__Data items__:
|---|
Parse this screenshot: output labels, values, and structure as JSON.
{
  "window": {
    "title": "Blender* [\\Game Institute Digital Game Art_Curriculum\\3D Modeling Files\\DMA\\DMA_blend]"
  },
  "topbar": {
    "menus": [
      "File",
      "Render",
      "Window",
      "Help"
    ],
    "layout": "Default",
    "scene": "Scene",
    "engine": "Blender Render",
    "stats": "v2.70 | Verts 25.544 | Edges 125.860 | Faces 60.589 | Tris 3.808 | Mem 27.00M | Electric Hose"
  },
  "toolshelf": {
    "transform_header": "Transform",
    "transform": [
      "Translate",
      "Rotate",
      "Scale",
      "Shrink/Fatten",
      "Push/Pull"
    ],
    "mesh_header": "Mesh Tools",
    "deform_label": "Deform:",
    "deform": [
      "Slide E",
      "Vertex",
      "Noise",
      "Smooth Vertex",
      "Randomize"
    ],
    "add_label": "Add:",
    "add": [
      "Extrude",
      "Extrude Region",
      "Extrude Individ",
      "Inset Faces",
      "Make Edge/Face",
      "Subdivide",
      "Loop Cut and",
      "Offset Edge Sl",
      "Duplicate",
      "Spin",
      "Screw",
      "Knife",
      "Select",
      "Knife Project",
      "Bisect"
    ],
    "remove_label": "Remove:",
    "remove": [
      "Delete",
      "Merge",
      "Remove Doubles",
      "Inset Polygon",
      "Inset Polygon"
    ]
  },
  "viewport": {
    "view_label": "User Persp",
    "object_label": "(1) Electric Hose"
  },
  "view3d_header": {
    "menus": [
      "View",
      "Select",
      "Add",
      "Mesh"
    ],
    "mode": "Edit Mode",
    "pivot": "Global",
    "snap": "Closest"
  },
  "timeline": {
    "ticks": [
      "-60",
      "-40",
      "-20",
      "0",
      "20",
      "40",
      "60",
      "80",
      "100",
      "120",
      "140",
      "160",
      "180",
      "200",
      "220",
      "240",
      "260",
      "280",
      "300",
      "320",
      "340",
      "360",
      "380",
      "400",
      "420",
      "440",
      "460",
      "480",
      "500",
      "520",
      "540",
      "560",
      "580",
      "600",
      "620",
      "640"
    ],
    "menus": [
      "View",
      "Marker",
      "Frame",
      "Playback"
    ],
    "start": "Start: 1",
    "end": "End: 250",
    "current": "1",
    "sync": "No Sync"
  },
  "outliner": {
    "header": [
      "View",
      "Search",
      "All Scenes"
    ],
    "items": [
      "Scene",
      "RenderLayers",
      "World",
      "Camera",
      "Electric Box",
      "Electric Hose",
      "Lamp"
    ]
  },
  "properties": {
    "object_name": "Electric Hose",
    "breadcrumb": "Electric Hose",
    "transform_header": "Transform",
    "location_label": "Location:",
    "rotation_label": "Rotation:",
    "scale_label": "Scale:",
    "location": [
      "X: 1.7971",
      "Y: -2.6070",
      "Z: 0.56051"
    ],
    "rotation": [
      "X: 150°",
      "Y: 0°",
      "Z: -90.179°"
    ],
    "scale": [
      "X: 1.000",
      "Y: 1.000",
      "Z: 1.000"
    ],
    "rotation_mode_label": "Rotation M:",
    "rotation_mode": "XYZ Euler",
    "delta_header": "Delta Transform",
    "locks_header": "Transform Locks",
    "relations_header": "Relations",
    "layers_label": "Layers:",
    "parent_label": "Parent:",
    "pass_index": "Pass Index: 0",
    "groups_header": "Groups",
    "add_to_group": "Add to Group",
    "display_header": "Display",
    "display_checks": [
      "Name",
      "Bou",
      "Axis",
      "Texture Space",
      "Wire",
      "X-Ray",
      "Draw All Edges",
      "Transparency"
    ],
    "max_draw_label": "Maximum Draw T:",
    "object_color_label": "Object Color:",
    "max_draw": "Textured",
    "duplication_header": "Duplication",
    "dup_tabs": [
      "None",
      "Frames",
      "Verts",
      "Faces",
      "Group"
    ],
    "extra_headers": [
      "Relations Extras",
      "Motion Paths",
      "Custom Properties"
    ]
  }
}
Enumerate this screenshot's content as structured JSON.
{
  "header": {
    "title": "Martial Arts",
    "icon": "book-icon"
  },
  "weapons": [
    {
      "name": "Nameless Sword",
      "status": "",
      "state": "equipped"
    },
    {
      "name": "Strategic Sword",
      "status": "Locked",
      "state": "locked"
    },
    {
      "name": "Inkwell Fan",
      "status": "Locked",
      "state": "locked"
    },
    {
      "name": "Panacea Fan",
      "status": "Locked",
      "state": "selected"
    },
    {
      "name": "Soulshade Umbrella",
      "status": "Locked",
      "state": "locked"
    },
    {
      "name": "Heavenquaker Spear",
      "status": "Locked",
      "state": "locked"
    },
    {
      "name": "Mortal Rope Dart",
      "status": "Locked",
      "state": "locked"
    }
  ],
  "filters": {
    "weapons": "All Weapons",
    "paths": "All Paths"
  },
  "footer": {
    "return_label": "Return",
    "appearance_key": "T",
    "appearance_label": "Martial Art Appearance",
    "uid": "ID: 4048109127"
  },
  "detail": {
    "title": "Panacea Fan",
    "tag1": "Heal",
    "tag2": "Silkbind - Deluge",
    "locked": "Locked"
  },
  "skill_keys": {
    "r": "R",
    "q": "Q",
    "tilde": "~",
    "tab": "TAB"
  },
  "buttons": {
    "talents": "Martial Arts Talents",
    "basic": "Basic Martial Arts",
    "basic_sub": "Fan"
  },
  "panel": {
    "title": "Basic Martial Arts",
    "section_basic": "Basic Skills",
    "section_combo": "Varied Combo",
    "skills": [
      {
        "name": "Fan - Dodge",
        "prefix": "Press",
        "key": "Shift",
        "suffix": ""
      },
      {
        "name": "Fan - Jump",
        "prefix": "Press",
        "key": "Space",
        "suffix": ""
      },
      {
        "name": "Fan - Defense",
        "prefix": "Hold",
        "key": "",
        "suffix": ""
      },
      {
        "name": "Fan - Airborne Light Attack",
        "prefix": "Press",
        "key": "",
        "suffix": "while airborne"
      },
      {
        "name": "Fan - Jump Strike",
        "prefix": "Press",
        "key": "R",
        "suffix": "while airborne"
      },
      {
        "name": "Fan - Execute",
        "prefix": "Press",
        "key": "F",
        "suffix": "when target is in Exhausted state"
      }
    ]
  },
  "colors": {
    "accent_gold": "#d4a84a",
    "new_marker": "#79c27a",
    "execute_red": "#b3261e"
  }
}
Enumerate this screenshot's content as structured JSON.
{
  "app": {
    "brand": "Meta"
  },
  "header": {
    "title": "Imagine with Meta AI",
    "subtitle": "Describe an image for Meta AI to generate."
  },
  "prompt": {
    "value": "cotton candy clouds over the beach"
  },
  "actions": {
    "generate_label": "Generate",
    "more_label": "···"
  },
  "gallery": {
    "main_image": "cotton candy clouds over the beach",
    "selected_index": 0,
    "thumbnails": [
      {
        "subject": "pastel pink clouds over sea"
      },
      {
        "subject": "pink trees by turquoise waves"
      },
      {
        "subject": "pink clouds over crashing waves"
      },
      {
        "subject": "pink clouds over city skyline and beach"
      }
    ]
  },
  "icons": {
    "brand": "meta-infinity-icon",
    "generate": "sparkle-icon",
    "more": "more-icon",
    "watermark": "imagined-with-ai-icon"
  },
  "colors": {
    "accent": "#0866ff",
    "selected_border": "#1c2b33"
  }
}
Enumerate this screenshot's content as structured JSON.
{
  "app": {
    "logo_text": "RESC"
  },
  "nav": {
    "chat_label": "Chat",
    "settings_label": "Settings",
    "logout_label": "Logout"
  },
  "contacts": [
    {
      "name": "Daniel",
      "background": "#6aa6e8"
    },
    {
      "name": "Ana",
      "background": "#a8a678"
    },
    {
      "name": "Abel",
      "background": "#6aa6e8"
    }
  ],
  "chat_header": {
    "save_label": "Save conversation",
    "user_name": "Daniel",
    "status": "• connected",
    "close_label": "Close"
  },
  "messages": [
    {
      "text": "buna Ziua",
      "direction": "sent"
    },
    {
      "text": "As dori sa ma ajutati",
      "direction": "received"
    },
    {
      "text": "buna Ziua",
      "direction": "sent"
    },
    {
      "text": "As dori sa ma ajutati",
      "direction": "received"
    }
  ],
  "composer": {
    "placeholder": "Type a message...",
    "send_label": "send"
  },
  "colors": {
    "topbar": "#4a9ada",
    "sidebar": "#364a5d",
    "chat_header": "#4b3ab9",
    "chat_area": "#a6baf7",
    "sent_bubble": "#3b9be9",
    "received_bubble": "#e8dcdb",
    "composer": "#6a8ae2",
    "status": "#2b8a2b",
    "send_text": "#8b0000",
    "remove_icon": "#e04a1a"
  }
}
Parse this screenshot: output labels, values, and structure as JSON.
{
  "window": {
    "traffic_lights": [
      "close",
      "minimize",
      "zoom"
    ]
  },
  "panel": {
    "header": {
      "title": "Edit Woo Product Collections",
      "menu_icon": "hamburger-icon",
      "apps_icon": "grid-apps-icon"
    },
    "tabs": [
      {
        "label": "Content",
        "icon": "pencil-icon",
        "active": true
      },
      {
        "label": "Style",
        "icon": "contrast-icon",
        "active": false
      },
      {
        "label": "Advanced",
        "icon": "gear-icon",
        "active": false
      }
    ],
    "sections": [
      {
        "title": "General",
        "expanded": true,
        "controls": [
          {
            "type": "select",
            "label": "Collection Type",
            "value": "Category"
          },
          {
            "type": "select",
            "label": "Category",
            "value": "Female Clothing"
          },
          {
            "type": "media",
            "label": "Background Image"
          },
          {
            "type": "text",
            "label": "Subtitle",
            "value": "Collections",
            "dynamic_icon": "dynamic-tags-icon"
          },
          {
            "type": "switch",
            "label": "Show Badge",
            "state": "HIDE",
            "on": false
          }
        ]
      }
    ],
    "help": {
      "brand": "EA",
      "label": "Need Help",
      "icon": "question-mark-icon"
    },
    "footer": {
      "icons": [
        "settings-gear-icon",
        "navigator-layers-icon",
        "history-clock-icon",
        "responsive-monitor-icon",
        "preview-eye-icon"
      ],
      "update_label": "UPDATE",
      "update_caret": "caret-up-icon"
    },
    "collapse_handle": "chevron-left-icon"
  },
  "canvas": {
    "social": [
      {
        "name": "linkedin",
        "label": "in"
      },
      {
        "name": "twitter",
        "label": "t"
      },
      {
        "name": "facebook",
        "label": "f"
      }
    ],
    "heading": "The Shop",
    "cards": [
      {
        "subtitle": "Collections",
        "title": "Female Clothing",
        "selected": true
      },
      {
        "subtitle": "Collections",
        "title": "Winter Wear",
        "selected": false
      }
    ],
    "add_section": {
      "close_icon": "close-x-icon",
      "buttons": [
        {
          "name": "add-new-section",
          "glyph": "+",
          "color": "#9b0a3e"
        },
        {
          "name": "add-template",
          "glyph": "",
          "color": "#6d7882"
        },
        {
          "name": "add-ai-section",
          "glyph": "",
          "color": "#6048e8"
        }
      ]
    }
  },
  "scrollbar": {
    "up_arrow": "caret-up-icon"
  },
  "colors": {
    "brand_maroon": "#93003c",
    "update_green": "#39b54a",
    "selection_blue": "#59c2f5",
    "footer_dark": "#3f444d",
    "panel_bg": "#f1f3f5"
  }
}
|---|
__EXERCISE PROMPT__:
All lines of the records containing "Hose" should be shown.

__YOUR RESPONSE__:
    "stats": "v2.70 | Verts 25.544 | Edges 125.860 | Faces 60.589 | Tris 3.808 | Mem 27.00M | Electric Hose"
    "object_label": "(1) Electric Hose"
      "Electric Hose",
    "object_name": "Electric Hose",
    "breadcrumb": "Electric Hose",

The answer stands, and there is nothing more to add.